When developing a financial plan or investment strategy, advisors are trained to make assumptions. This is not a time for assumptions because they are not based on a true understanding of what is happening to your client. If you make assumptions, you are demonstrating you have some preconceived notion about how your client is feeling. Never try to be empathetic until you have a deep understanding of your client’s situation.
#5. Be imaginative
Of course, it’s impossible to relate to all the experiences you hear. But you still need to demonstrate empathy if you hope to create a connection. It requires the ability to imagine how a person is feeling. For this, you need to rely on a lifetime of experiences with all the people in your life who have gone through difficult times. If you can tap into those emotions, you can have a genuine reaction to what your client is experiencing.
Practice, practice, practice

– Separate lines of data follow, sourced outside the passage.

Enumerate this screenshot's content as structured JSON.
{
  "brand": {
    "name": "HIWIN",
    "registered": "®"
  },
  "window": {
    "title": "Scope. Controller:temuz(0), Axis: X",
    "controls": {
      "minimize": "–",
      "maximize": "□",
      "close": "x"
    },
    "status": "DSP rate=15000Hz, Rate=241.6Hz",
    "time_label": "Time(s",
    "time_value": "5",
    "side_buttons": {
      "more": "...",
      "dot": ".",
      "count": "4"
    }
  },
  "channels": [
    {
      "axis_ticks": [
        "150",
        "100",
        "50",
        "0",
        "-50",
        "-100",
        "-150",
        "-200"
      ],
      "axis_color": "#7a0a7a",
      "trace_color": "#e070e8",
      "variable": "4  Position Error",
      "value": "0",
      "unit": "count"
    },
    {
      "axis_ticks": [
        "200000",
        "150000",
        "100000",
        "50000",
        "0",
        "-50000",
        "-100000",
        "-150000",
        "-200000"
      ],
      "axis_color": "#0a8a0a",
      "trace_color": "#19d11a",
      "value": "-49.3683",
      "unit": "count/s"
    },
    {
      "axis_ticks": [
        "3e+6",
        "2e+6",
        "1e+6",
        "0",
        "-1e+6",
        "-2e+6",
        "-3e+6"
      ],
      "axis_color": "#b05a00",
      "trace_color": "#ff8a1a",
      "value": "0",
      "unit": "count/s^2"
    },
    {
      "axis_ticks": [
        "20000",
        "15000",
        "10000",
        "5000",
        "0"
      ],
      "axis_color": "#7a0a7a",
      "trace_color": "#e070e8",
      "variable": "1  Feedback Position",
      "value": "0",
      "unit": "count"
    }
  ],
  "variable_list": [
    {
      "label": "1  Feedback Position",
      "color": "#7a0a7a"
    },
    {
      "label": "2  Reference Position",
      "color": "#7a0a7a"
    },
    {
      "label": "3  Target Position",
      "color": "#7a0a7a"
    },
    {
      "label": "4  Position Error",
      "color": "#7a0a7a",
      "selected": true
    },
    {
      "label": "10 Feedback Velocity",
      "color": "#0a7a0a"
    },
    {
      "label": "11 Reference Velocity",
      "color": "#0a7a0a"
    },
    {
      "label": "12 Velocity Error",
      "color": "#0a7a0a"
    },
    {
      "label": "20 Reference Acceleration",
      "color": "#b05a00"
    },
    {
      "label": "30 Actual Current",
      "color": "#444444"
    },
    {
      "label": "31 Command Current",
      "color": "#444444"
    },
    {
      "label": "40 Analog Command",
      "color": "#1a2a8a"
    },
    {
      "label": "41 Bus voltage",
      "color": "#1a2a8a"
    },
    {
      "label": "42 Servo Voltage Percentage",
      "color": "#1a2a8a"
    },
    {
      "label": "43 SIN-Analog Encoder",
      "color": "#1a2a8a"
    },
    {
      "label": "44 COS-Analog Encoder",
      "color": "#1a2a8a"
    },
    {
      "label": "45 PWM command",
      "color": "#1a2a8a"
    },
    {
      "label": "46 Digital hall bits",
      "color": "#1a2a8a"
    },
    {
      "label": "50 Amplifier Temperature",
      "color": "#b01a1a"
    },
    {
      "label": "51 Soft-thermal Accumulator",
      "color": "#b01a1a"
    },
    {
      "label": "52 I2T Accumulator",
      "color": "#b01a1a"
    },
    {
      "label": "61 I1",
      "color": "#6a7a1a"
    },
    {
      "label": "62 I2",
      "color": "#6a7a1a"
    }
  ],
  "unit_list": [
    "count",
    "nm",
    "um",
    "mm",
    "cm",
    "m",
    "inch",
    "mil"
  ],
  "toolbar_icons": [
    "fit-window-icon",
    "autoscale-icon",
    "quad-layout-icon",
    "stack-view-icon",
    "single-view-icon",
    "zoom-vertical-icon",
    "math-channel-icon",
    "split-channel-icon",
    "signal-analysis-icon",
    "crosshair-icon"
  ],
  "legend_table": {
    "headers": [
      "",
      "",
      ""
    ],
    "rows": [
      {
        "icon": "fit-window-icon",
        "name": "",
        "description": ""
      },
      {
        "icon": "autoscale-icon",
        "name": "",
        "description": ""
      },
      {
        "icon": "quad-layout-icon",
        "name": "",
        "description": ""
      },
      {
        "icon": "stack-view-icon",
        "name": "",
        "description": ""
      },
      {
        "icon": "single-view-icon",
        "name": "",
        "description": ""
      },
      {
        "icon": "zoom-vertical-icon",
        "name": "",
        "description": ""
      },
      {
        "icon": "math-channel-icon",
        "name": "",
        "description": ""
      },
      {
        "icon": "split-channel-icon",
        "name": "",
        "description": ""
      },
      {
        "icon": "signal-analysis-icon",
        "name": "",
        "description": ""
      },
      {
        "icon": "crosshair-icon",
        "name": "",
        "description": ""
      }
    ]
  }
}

At first, practicing this framework may feel unnatural, requiring a conscious effort to go through the exercises. But that holds true when developing any new skill. The more you practice, the more natural it will feel. If you can master the skill of empathy, you master your ability to create deeper connections with your clients, leading to more enduring relationships.